  11. Hi Orwell1984. With my recent problems I too contacted the Samaritans a week ago and had a word with my doctor yesterday about my medication. It’s good that we are taking the initiative. A major international study on work stress was released yesterday and used two measures to measure stress. Job strain where you have little control over aspects of your job and effort-reward imbalance. The latter concept I think captures one of the things that you mentioned in your original post. CBT is a very good thing but it rests on the notion that the problem is entirely in the head with cognitive distortions clouding our judgement and perceptions. However, I think that a good therapist would take account of our circumstances. . In English law, there is the concept of ‘reasonable adjustment’ where the objective circumstances of the job can be rearranged to make it less stressful for the occupant if that person has a recognised disability. I retired early on a reasonable deal but I worked with a clinical psycholigist while at work to make some reasonable adjustments. I was fortunate in that the clinical psychologist was an expert in job stress. We all have setbacks so don’t worry. Time to enjoy yourself and I would make an appointment with your GP.
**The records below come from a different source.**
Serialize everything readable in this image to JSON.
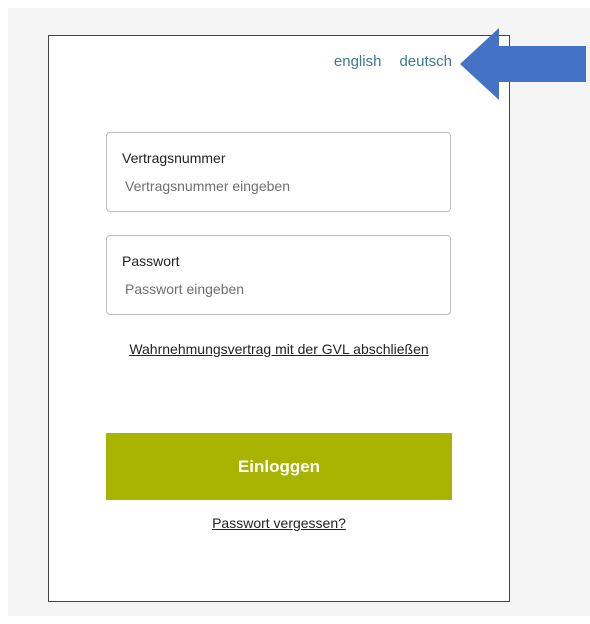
{
  "language_switch": {
    "english_label": "english",
    "deutsch_label": "deutsch"
  },
  "contract_field": {
    "label": "Vertragsnummer",
    "placeholder": "Vertragsnummer eingeben",
    "value": ""
  },
  "password_field": {
    "label": "Passwort",
    "placeholder": "Passwort eingeben",
    "value": ""
  },
  "links": {
    "contract_label": "Wahrnehmungsvertrag mit der GVL abschließen",
    "forgot_password_label": "Passwort vergessen?"
  },
  "login_button": {
    "label": "Einloggen"
  },
  "colors": {
    "accent_button": "#a8b400",
    "language_link": "#3a7a8e",
    "annotation_arrow": "#4472c4"
  },
  "annotation": {
    "icon": "left-arrow-icon"
  }
}
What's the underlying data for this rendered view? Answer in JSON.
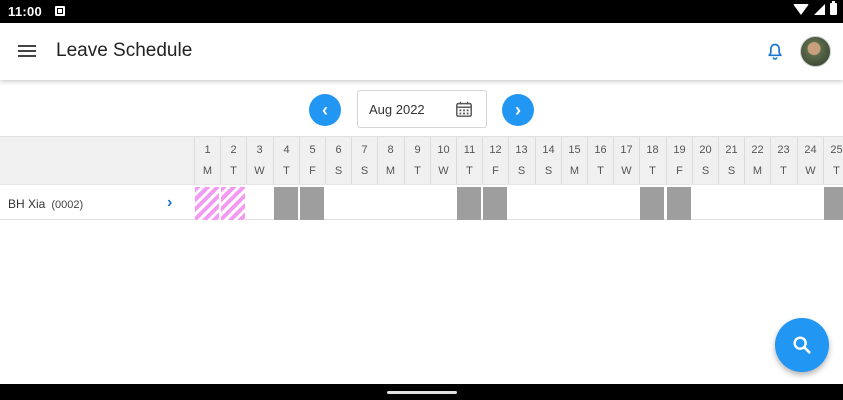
{
  "status_bar": {
    "time": "11:00"
  },
  "app_bar": {
    "title": "Leave Schedule"
  },
  "month_picker": {
    "value": "Aug 2022"
  },
  "calendar": {
    "days": [
      {
        "num": "1",
        "dow": "M",
        "status": "leave"
      },
      {
        "num": "2",
        "dow": "T",
        "status": "leave"
      },
      {
        "num": "3",
        "dow": "W",
        "status": "none"
      },
      {
        "num": "4",
        "dow": "T",
        "status": "weekend"
      },
      {
        "num": "5",
        "dow": "F",
        "status": "weekend"
      },
      {
        "num": "6",
        "dow": "S",
        "status": "none"
      },
      {
        "num": "7",
        "dow": "S",
        "status": "none"
      },
      {
        "num": "8",
        "dow": "M",
        "status": "none"
      },
      {
        "num": "9",
        "dow": "T",
        "status": "none"
      },
      {
        "num": "10",
        "dow": "W",
        "status": "none"
      },
      {
        "num": "11",
        "dow": "T",
        "status": "weekend"
      },
      {
        "num": "12",
        "dow": "F",
        "status": "weekend"
      },
      {
        "num": "13",
        "dow": "S",
        "status": "none"
      },
      {
        "num": "14",
        "dow": "S",
        "status": "none"
      },
      {
        "num": "15",
        "dow": "M",
        "status": "none"
      },
      {
        "num": "16",
        "dow": "T",
        "status": "none"
      },
      {
        "num": "17",
        "dow": "W",
        "status": "none"
      },
      {
        "num": "18",
        "dow": "T",
        "status": "weekend"
      },
      {
        "num": "19",
        "dow": "F",
        "status": "weekend"
      },
      {
        "num": "20",
        "dow": "S",
        "status": "none"
      },
      {
        "num": "21",
        "dow": "S",
        "status": "none"
      },
      {
        "num": "22",
        "dow": "M",
        "status": "none"
      },
      {
        "num": "23",
        "dow": "T",
        "status": "none"
      },
      {
        "num": "24",
        "dow": "W",
        "status": "none"
      },
      {
        "num": "25",
        "dow": "T",
        "status": "weekend"
      }
    ]
  },
  "employees": [
    {
      "name": "BH Xia",
      "id": "(0002)"
    }
  ],
  "colors": {
    "accent": "#2196f3",
    "weekend": "#9e9e9e",
    "leave": "#f39af3"
  }
}
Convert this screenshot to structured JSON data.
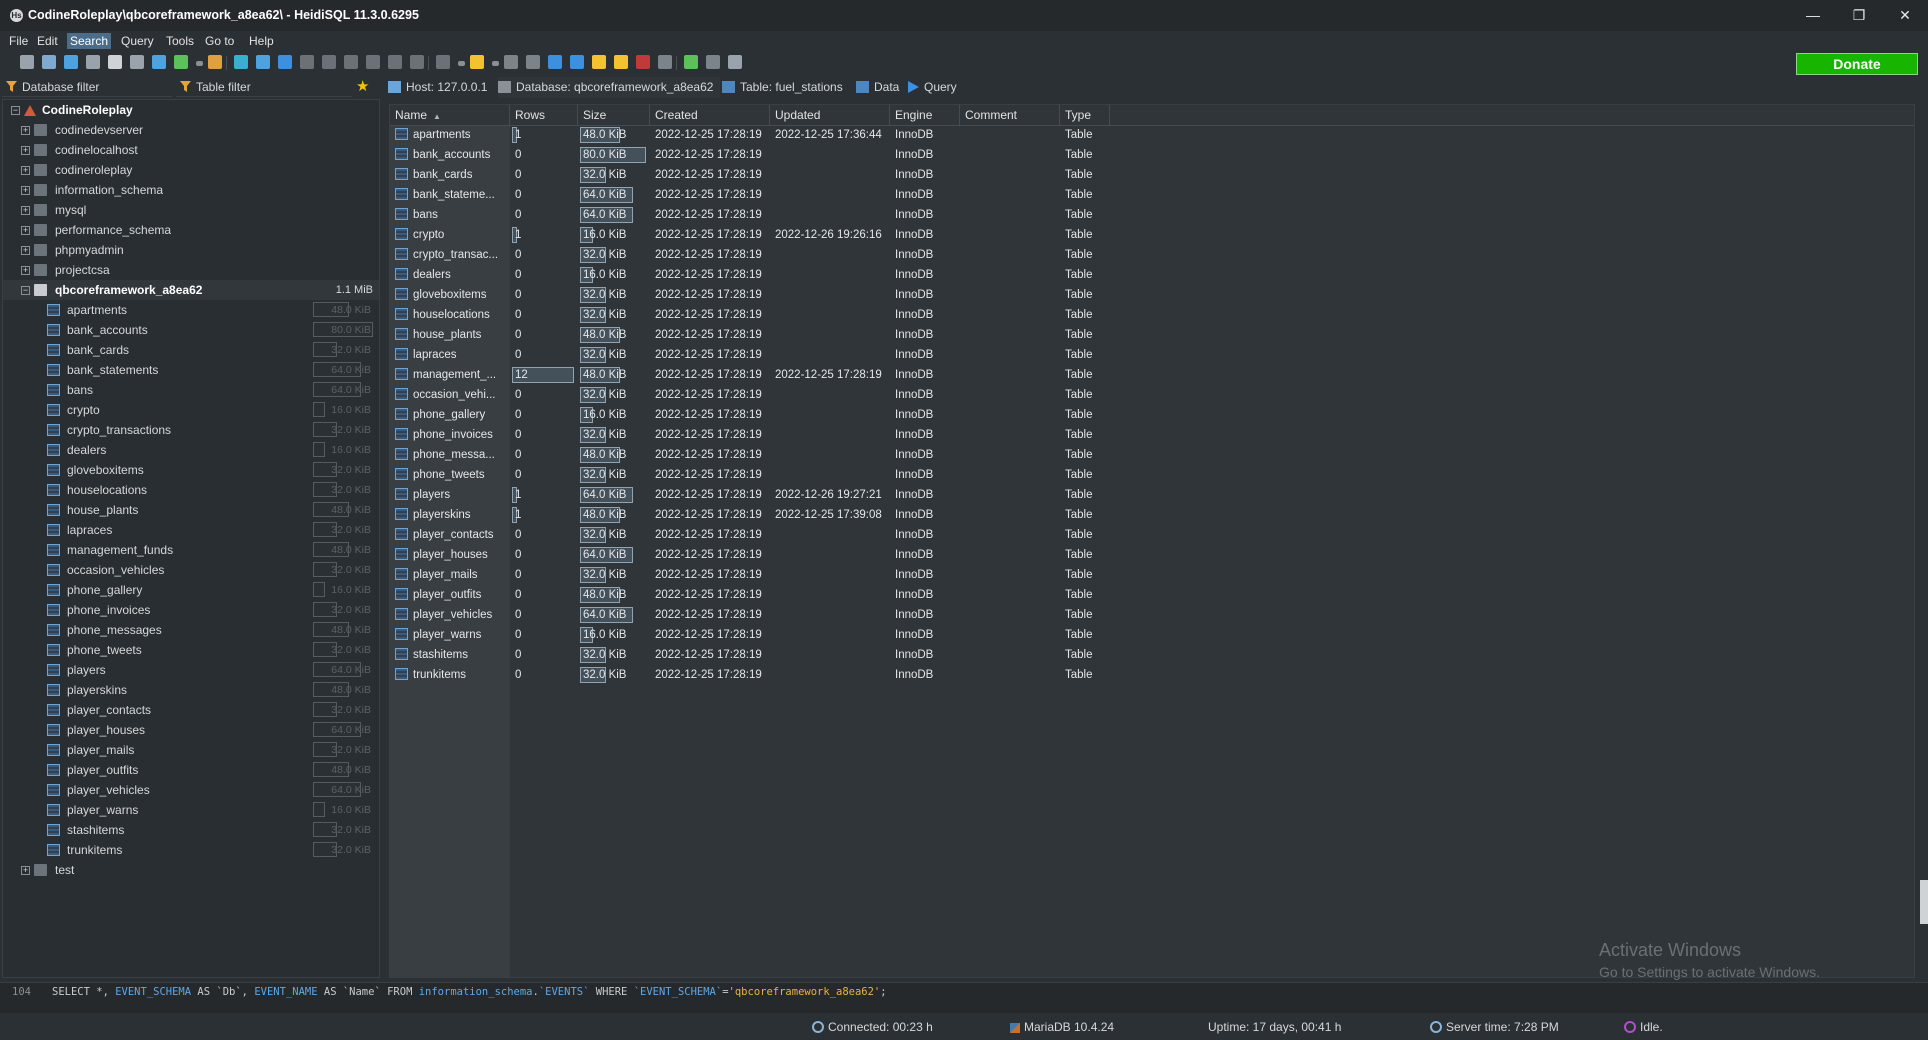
{
  "window": {
    "title": "CodineRoleplay\\qbcoreframework_a8ea62\\ - HeidiSQL 11.3.0.6295",
    "app_icon": "Hs",
    "controls": {
      "minimize": "—",
      "restore": "❐",
      "close": "✕"
    }
  },
  "menu": [
    "File",
    "Edit",
    "Search",
    "Query",
    "Tools",
    "Go to",
    "Help"
  ],
  "menu_active": "Search",
  "toolbar": {
    "donate_label": "Donate",
    "icons": [
      "connection-manager-icon",
      "disconnect-icon",
      "new-connection-icon",
      "copy-icon",
      "paste-icon",
      "undo-icon",
      "save-icon",
      "refresh-icon",
      "dropdown-icon",
      "user-manager-icon",
      "export-icon",
      "maintenance-icon",
      "help-icon",
      "first-icon",
      "last-icon",
      "insert-icon",
      "delete-icon",
      "post-icon",
      "cancel-icon",
      "run-icon",
      "run-dropdown-icon",
      "open-file-icon",
      "open-dropdown-icon",
      "save-sql-icon",
      "print-icon",
      "find-icon",
      "find-replace-icon",
      "format-icon",
      "warning-icon",
      "warnings-list-icon",
      "wrap-icon",
      "refresh-data-icon",
      "more-icon",
      "close-tab-icon"
    ]
  },
  "filters": {
    "database_filter": "Database filter",
    "table_filter": "Table filter"
  },
  "tabs": [
    {
      "label": "Host: 127.0.0.1",
      "icon": "host-icon",
      "active": false
    },
    {
      "label": "Database: qbcoreframework_a8ea62",
      "icon": "database-icon",
      "active": true
    },
    {
      "label": "Table: fuel_stations",
      "icon": "table-icon",
      "active": false
    },
    {
      "label": "Data",
      "icon": "grid-icon",
      "active": false
    },
    {
      "label": "Query",
      "icon": "play-icon",
      "active": false
    }
  ],
  "tree": {
    "root": "CodineRoleplay",
    "databases": [
      "codinedevserver",
      "codinelocalhost",
      "codineroleplay",
      "information_schema",
      "mysql",
      "performance_schema",
      "phpmyadmin",
      "projectcsa"
    ],
    "selected_db": {
      "name": "qbcoreframework_a8ea62",
      "size": "1.1 MiB"
    },
    "tables": [
      {
        "name": "apartments",
        "size": "48.0 KiB",
        "fraction": 0.6
      },
      {
        "name": "bank_accounts",
        "size": "80.0 KiB",
        "fraction": 1.0
      },
      {
        "name": "bank_cards",
        "size": "32.0 KiB",
        "fraction": 0.4
      },
      {
        "name": "bank_statements",
        "size": "64.0 KiB",
        "fraction": 0.8
      },
      {
        "name": "bans",
        "size": "64.0 KiB",
        "fraction": 0.8
      },
      {
        "name": "crypto",
        "size": "16.0 KiB",
        "fraction": 0.2
      },
      {
        "name": "crypto_transactions",
        "size": "32.0 KiB",
        "fraction": 0.4
      },
      {
        "name": "dealers",
        "size": "16.0 KiB",
        "fraction": 0.2
      },
      {
        "name": "gloveboxitems",
        "size": "32.0 KiB",
        "fraction": 0.4
      },
      {
        "name": "houselocations",
        "size": "32.0 KiB",
        "fraction": 0.4
      },
      {
        "name": "house_plants",
        "size": "48.0 KiB",
        "fraction": 0.6
      },
      {
        "name": "lapraces",
        "size": "32.0 KiB",
        "fraction": 0.4
      },
      {
        "name": "management_funds",
        "size": "48.0 KiB",
        "fraction": 0.6
      },
      {
        "name": "occasion_vehicles",
        "size": "32.0 KiB",
        "fraction": 0.4
      },
      {
        "name": "phone_gallery",
        "size": "16.0 KiB",
        "fraction": 0.2
      },
      {
        "name": "phone_invoices",
        "size": "32.0 KiB",
        "fraction": 0.4
      },
      {
        "name": "phone_messages",
        "size": "48.0 KiB",
        "fraction": 0.6
      },
      {
        "name": "phone_tweets",
        "size": "32.0 KiB",
        "fraction": 0.4
      },
      {
        "name": "players",
        "size": "64.0 KiB",
        "fraction": 0.8
      },
      {
        "name": "playerskins",
        "size": "48.0 KiB",
        "fraction": 0.6
      },
      {
        "name": "player_contacts",
        "size": "32.0 KiB",
        "fraction": 0.4
      },
      {
        "name": "player_houses",
        "size": "64.0 KiB",
        "fraction": 0.8
      },
      {
        "name": "player_mails",
        "size": "32.0 KiB",
        "fraction": 0.4
      },
      {
        "name": "player_outfits",
        "size": "48.0 KiB",
        "fraction": 0.6
      },
      {
        "name": "player_vehicles",
        "size": "64.0 KiB",
        "fraction": 0.8
      },
      {
        "name": "player_warns",
        "size": "16.0 KiB",
        "fraction": 0.2
      },
      {
        "name": "stashitems",
        "size": "32.0 KiB",
        "fraction": 0.4
      },
      {
        "name": "trunkitems",
        "size": "32.0 KiB",
        "fraction": 0.4
      }
    ],
    "after": [
      "test"
    ]
  },
  "grid": {
    "columns": [
      "Name",
      "Rows",
      "Size",
      "Created",
      "Updated",
      "Engine",
      "Comment",
      "Type"
    ],
    "sort_indicator": "▲",
    "rows": [
      {
        "name": "apartments",
        "rows": "1",
        "rows_fraction": 0.08,
        "size": "48.0 KiB",
        "size_fraction": 0.6,
        "created": "2022-12-25 17:28:19",
        "updated": "2022-12-25 17:36:44",
        "engine": "InnoDB",
        "comment": "",
        "type": "Table"
      },
      {
        "name": "bank_accounts",
        "rows": "0",
        "rows_fraction": 0,
        "size": "80.0 KiB",
        "size_fraction": 1.0,
        "created": "2022-12-25 17:28:19",
        "updated": "",
        "engine": "InnoDB",
        "comment": "",
        "type": "Table"
      },
      {
        "name": "bank_cards",
        "rows": "0",
        "rows_fraction": 0,
        "size": "32.0 KiB",
        "size_fraction": 0.4,
        "created": "2022-12-25 17:28:19",
        "updated": "",
        "engine": "InnoDB",
        "comment": "",
        "type": "Table"
      },
      {
        "name": "bank_stateme...",
        "rows": "0",
        "rows_fraction": 0,
        "size": "64.0 KiB",
        "size_fraction": 0.8,
        "created": "2022-12-25 17:28:19",
        "updated": "",
        "engine": "InnoDB",
        "comment": "",
        "type": "Table"
      },
      {
        "name": "bans",
        "rows": "0",
        "rows_fraction": 0,
        "size": "64.0 KiB",
        "size_fraction": 0.8,
        "created": "2022-12-25 17:28:19",
        "updated": "",
        "engine": "InnoDB",
        "comment": "",
        "type": "Table"
      },
      {
        "name": "crypto",
        "rows": "1",
        "rows_fraction": 0.08,
        "size": "16.0 KiB",
        "size_fraction": 0.2,
        "created": "2022-12-25 17:28:19",
        "updated": "2022-12-26 19:26:16",
        "engine": "InnoDB",
        "comment": "",
        "type": "Table"
      },
      {
        "name": "crypto_transac...",
        "rows": "0",
        "rows_fraction": 0,
        "size": "32.0 KiB",
        "size_fraction": 0.4,
        "created": "2022-12-25 17:28:19",
        "updated": "",
        "engine": "InnoDB",
        "comment": "",
        "type": "Table"
      },
      {
        "name": "dealers",
        "rows": "0",
        "rows_fraction": 0,
        "size": "16.0 KiB",
        "size_fraction": 0.2,
        "created": "2022-12-25 17:28:19",
        "updated": "",
        "engine": "InnoDB",
        "comment": "",
        "type": "Table"
      },
      {
        "name": "gloveboxitems",
        "rows": "0",
        "rows_fraction": 0,
        "size": "32.0 KiB",
        "size_fraction": 0.4,
        "created": "2022-12-25 17:28:19",
        "updated": "",
        "engine": "InnoDB",
        "comment": "",
        "type": "Table"
      },
      {
        "name": "houselocations",
        "rows": "0",
        "rows_fraction": 0,
        "size": "32.0 KiB",
        "size_fraction": 0.4,
        "created": "2022-12-25 17:28:19",
        "updated": "",
        "engine": "InnoDB",
        "comment": "",
        "type": "Table"
      },
      {
        "name": "house_plants",
        "rows": "0",
        "rows_fraction": 0,
        "size": "48.0 KiB",
        "size_fraction": 0.6,
        "created": "2022-12-25 17:28:19",
        "updated": "",
        "engine": "InnoDB",
        "comment": "",
        "type": "Table"
      },
      {
        "name": "lapraces",
        "rows": "0",
        "rows_fraction": 0,
        "size": "32.0 KiB",
        "size_fraction": 0.4,
        "created": "2022-12-25 17:28:19",
        "updated": "",
        "engine": "InnoDB",
        "comment": "",
        "type": "Table"
      },
      {
        "name": "management_...",
        "rows": "12",
        "rows_fraction": 1.0,
        "size": "48.0 KiB",
        "size_fraction": 0.6,
        "created": "2022-12-25 17:28:19",
        "updated": "2022-12-25 17:28:19",
        "engine": "InnoDB",
        "comment": "",
        "type": "Table"
      },
      {
        "name": "occasion_vehi...",
        "rows": "0",
        "rows_fraction": 0,
        "size": "32.0 KiB",
        "size_fraction": 0.4,
        "created": "2022-12-25 17:28:19",
        "updated": "",
        "engine": "InnoDB",
        "comment": "",
        "type": "Table"
      },
      {
        "name": "phone_gallery",
        "rows": "0",
        "rows_fraction": 0,
        "size": "16.0 KiB",
        "size_fraction": 0.2,
        "created": "2022-12-25 17:28:19",
        "updated": "",
        "engine": "InnoDB",
        "comment": "",
        "type": "Table"
      },
      {
        "name": "phone_invoices",
        "rows": "0",
        "rows_fraction": 0,
        "size": "32.0 KiB",
        "size_fraction": 0.4,
        "created": "2022-12-25 17:28:19",
        "updated": "",
        "engine": "InnoDB",
        "comment": "",
        "type": "Table"
      },
      {
        "name": "phone_messa...",
        "rows": "0",
        "rows_fraction": 0,
        "size": "48.0 KiB",
        "size_fraction": 0.6,
        "created": "2022-12-25 17:28:19",
        "updated": "",
        "engine": "InnoDB",
        "comment": "",
        "type": "Table"
      },
      {
        "name": "phone_tweets",
        "rows": "0",
        "rows_fraction": 0,
        "size": "32.0 KiB",
        "size_fraction": 0.4,
        "created": "2022-12-25 17:28:19",
        "updated": "",
        "engine": "InnoDB",
        "comment": "",
        "type": "Table"
      },
      {
        "name": "players",
        "rows": "1",
        "rows_fraction": 0.08,
        "size": "64.0 KiB",
        "size_fraction": 0.8,
        "created": "2022-12-25 17:28:19",
        "updated": "2022-12-26 19:27:21",
        "engine": "InnoDB",
        "comment": "",
        "type": "Table"
      },
      {
        "name": "playerskins",
        "rows": "1",
        "rows_fraction": 0.08,
        "size": "48.0 KiB",
        "size_fraction": 0.6,
        "created": "2022-12-25 17:28:19",
        "updated": "2022-12-25 17:39:08",
        "engine": "InnoDB",
        "comment": "",
        "type": "Table"
      },
      {
        "name": "player_contacts",
        "rows": "0",
        "rows_fraction": 0,
        "size": "32.0 KiB",
        "size_fraction": 0.4,
        "created": "2022-12-25 17:28:19",
        "updated": "",
        "engine": "InnoDB",
        "comment": "",
        "type": "Table"
      },
      {
        "name": "player_houses",
        "rows": "0",
        "rows_fraction": 0,
        "size": "64.0 KiB",
        "size_fraction": 0.8,
        "created": "2022-12-25 17:28:19",
        "updated": "",
        "engine": "InnoDB",
        "comment": "",
        "type": "Table"
      },
      {
        "name": "player_mails",
        "rows": "0",
        "rows_fraction": 0,
        "size": "32.0 KiB",
        "size_fraction": 0.4,
        "created": "2022-12-25 17:28:19",
        "updated": "",
        "engine": "InnoDB",
        "comment": "",
        "type": "Table"
      },
      {
        "name": "player_outfits",
        "rows": "0",
        "rows_fraction": 0,
        "size": "48.0 KiB",
        "size_fraction": 0.6,
        "created": "2022-12-25 17:28:19",
        "updated": "",
        "engine": "InnoDB",
        "comment": "",
        "type": "Table"
      },
      {
        "name": "player_vehicles",
        "rows": "0",
        "rows_fraction": 0,
        "size": "64.0 KiB",
        "size_fraction": 0.8,
        "created": "2022-12-25 17:28:19",
        "updated": "",
        "engine": "InnoDB",
        "comment": "",
        "type": "Table"
      },
      {
        "name": "player_warns",
        "rows": "0",
        "rows_fraction": 0,
        "size": "16.0 KiB",
        "size_fraction": 0.2,
        "created": "2022-12-25 17:28:19",
        "updated": "",
        "engine": "InnoDB",
        "comment": "",
        "type": "Table"
      },
      {
        "name": "stashitems",
        "rows": "0",
        "rows_fraction": 0,
        "size": "32.0 KiB",
        "size_fraction": 0.4,
        "created": "2022-12-25 17:28:19",
        "updated": "",
        "engine": "InnoDB",
        "comment": "",
        "type": "Table"
      },
      {
        "name": "trunkitems",
        "rows": "0",
        "rows_fraction": 0,
        "size": "32.0 KiB",
        "size_fraction": 0.4,
        "created": "2022-12-25 17:28:19",
        "updated": "",
        "engine": "InnoDB",
        "comment": "",
        "type": "Table"
      }
    ]
  },
  "watermark": {
    "line1": "Activate Windows",
    "line2": "Go to Settings to activate Windows."
  },
  "sql_log": {
    "line_number": "104",
    "tokens": [
      {
        "t": "SELECT *, ",
        "c": "kw"
      },
      {
        "t": "EVENT_SCHEMA",
        "c": "fn"
      },
      {
        "t": " AS ",
        "c": "kw"
      },
      {
        "t": "`Db`",
        "c": "id"
      },
      {
        "t": ", ",
        "c": "kw"
      },
      {
        "t": "EVENT_NAME",
        "c": "fn"
      },
      {
        "t": " AS ",
        "c": "kw"
      },
      {
        "t": "`Name`",
        "c": "id"
      },
      {
        "t": " FROM ",
        "c": "kw"
      },
      {
        "t": "information_schema",
        "c": "fn"
      },
      {
        "t": ".",
        "c": "kw"
      },
      {
        "t": "`EVENTS`",
        "c": "fn"
      },
      {
        "t": " WHERE ",
        "c": "kw"
      },
      {
        "t": "`EVENT_SCHEMA`",
        "c": "fn"
      },
      {
        "t": "=",
        "c": "kw"
      },
      {
        "t": "'qbcoreframework_a8ea62'",
        "c": "str"
      },
      {
        "t": ";",
        "c": "kw"
      }
    ]
  },
  "status": {
    "connected": "Connected: 00:23 h",
    "server": "MariaDB 10.4.24",
    "uptime": "Uptime: 17 days, 00:41 h",
    "server_time": "Server time: 7:28 PM",
    "state": "Idle."
  },
  "colors": {
    "accent": "#4c6d8a",
    "donate": "#17b400",
    "background": "#2b3034"
  }
}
  12. Hi Orwell1984. How are you feeling today? I think that you pretty low when you wrote your post. I can identify with the last two sentences of your post. But I would add the word ‘some’ so the sentence reads ‘Some people are horrible too’. I have had a variety of jobs including jobs in education where some students whatever their age can take advantage of perceived weakness. And some staff too. It applies to most work spheres. Some builders and tradespeople doing jobs for me if they perceive weakness quote high figures to do a job and then do a bad job. I recent post of mine gives an example of this. It is natural that we compare ourselves with others. But we have a choice about who we compare ourselves with. Given the problems you have experienced in life, I think that you are doing a good job. You are right in many respects life is unfair. For example, rewards in work might not be due to job competence but your ability to network and understand and play a successful game of micro politics in the office or workplace. I think you and me and a lot of people who use the forum need some CBT training on being robust.
  13. Not sure what you mean - do you mean you think that you have post natal depression or you think OCD is making you think you have post natal depression? But I reckon if the feelings were triggered by an article then it might be an OCD trigger.
  14. I reckon an awful lot of therapeutic concepts can be contested by philosophical thought experiments. The theory, as part of the CBT theoretical repertoire, is a device to explore and crystallise the thinking patterns of a patient and are part of the groundwork for the patient to establish new patterns of behaviour. CBT therapist/theorists seek empirical evidence of efficacy of their techniques and use scientific methods such as probabilitymodels to establish it.It is highly probable that, in your example, that compulsive checking will not be preventive in saving a life. For me, TheoryA/B is about probability and risk and not having absolute certainty. It helped teach me that repeated checking was counterproductive.